Here is what I’ve been able to piece together: the leaked report is, in fact, an analysis of cuts offered by various countries before the Copenhagen Conference even began. It therefore served as a guide as to what the starting point was and to draw attention to the need for every country to put forth a stronger proposal so that the global effect would come in under the 44Gt of carbon and remain under 2C warming. As I’ve written these past two weeks, there have been very few substantial improvements in any kind of offer from any country. The collection of pledges prior to Copenhagen indicate a 3C warming. Is that reason for concern? Absolutely – it’s why I’ve been writing about this subject in greater and greater detail. It’s interesting that the number is just now becoming a subject worthy of the media’s attention when it’s been out there for years now.
On a related note, I don’t consider the lack of substantial improvements these past two weeks to be a failure of Copenhagen. Negotiators at a Conference can’t compel a country to agree to new proposals. Case in point is the U.S. Despite President Obama’s pledge to reduce CO2 emissions by 4% of 1990 levels by 2020, which is a part of the U.S. House’s legislation, H.R. 2454, the U.S. Senate has yet to consider their own version of climate legislation in their full chamber. U.S. negotiators could pledge to the rest of the world whatever they wanted, but the U.S. House would have to draw up new legislation and vote on it, as would the Senate. How long would that take? Longer than the two week Copenhagen Conference, right? You get the idea. Countries went to Copenhagen with the best offers, in most cases, they were prepared to be legally bound to (still largely TBD in the U.S.). What negotiators in Copenhagen are working on, primarily, is a framework to flesh out those legal issues within the next year.
No, the reason binding agreements won’t be made at Copenhagen can largely be placed at the feet of George Bush and his denialist, science-hating “administration”. They did nothing for 8 years, despite the growing threat to the country and the planet, while developed countries in Europe lived up to their responsibilities and took action. That’s why Europe is prepared to pledge to a 30% reduction of CO2 emissions by 2020 – a much more ambitious goal than the U.S.’ paltry 4% – if the U.S. and others are prepared to boost their reduction pledges to a 20% reduction, a goal the E.U. is on pace to meet.
This is at least in part a non-story parroted by media that should know better, but doesn’t. Unfortunately, it’s one result of the media not taking the issue seriously for too long. They give ideologues equal footing with experts in the field and call it balanced reporting. In a better world, the media would be ashamed by their pathetic performance.

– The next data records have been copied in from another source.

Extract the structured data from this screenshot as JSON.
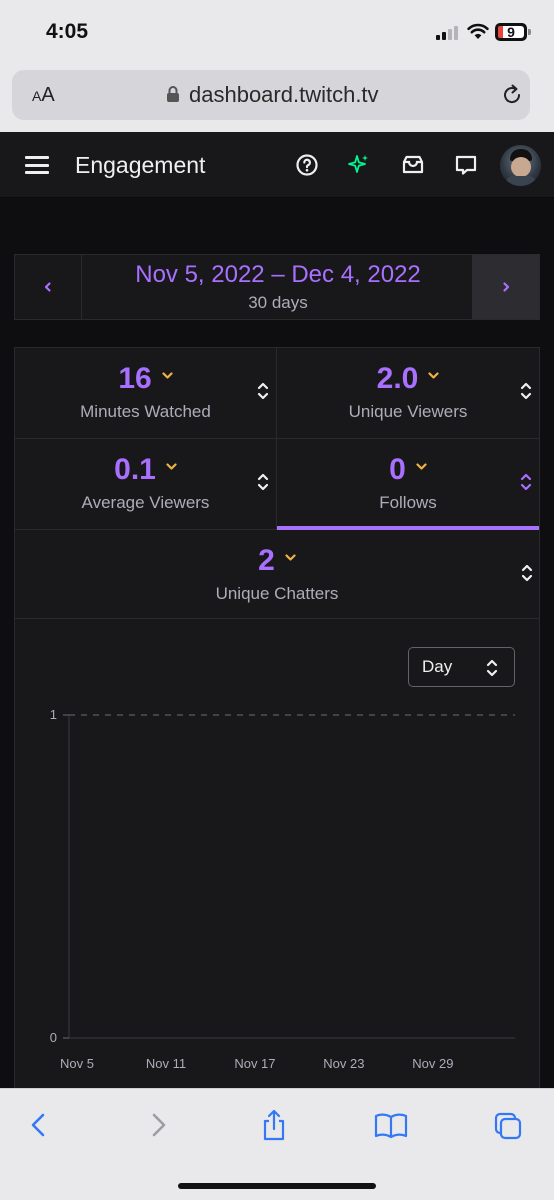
{
  "status": {
    "time": "4:05",
    "battery": "9"
  },
  "browser": {
    "aa_small": "A",
    "aa_large": "A",
    "url": "dashboard.twitch.tv"
  },
  "header": {
    "title": "Engagement"
  },
  "date_range": {
    "range": "Nov 5, 2022 – Dec 4, 2022",
    "days": "30 days"
  },
  "stats": [
    {
      "value": "16",
      "label": "Minutes Watched"
    },
    {
      "value": "2.0",
      "label": "Unique Viewers"
    },
    {
      "value": "0.1",
      "label": "Average Viewers"
    },
    {
      "value": "0",
      "label": "Follows"
    },
    {
      "value": "2",
      "label": "Unique Chatters"
    }
  ],
  "granularity": {
    "selected": "Day"
  },
  "colors": {
    "accent": "#a970ff",
    "caret": "#f0b342",
    "follow_accent": "#00f593"
  },
  "chart_data": {
    "type": "line",
    "title": "",
    "xlabel": "",
    "ylabel": "",
    "x_ticks": [
      "Nov 5",
      "Nov 11",
      "Nov 17",
      "Nov 23",
      "Nov 29"
    ],
    "y_ticks": [
      "1",
      "0"
    ],
    "ylim": [
      0,
      1
    ],
    "grid": "dashed line at top value",
    "series": [
      {
        "values": [
          0,
          0,
          0,
          0,
          0,
          0,
          0,
          0,
          0,
          0,
          0,
          0,
          0,
          0,
          0,
          0,
          0,
          0,
          0,
          0,
          0,
          0,
          0,
          0,
          0,
          0,
          0,
          0,
          0,
          0
        ]
      }
    ]
  }
}
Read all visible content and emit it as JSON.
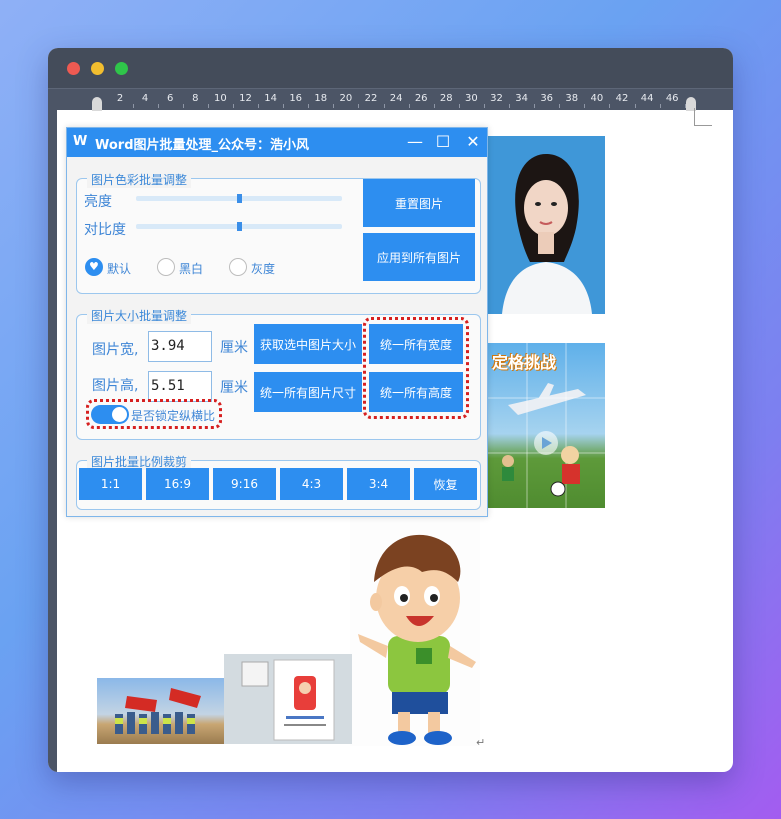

It doesn’t stop with the media, however. A lot of good activists and bloggers look to me at this time to have gotten swept up in the maelstrom without looking at the larger picture. These are people that should have known the difference and, for whatever reason, didn’t. Of course, my read on all of this could be wrong, in which case I’ll have to take a closer look at developments. But until the Conference closes and we hear straight from the conferees what happened, I think everybody should try to unwind a little bit.
My 17Dec2009 summary is here.
My 16Dec2009 summary is here.
My 14Dec2009 summary is here.
My 11Dec2009 summary is here.
My 10Dec2009 summary is here.
My 9Dec2009 summary is here.
My 7Dec2009 summary is here.
Cross-posted at SquareState.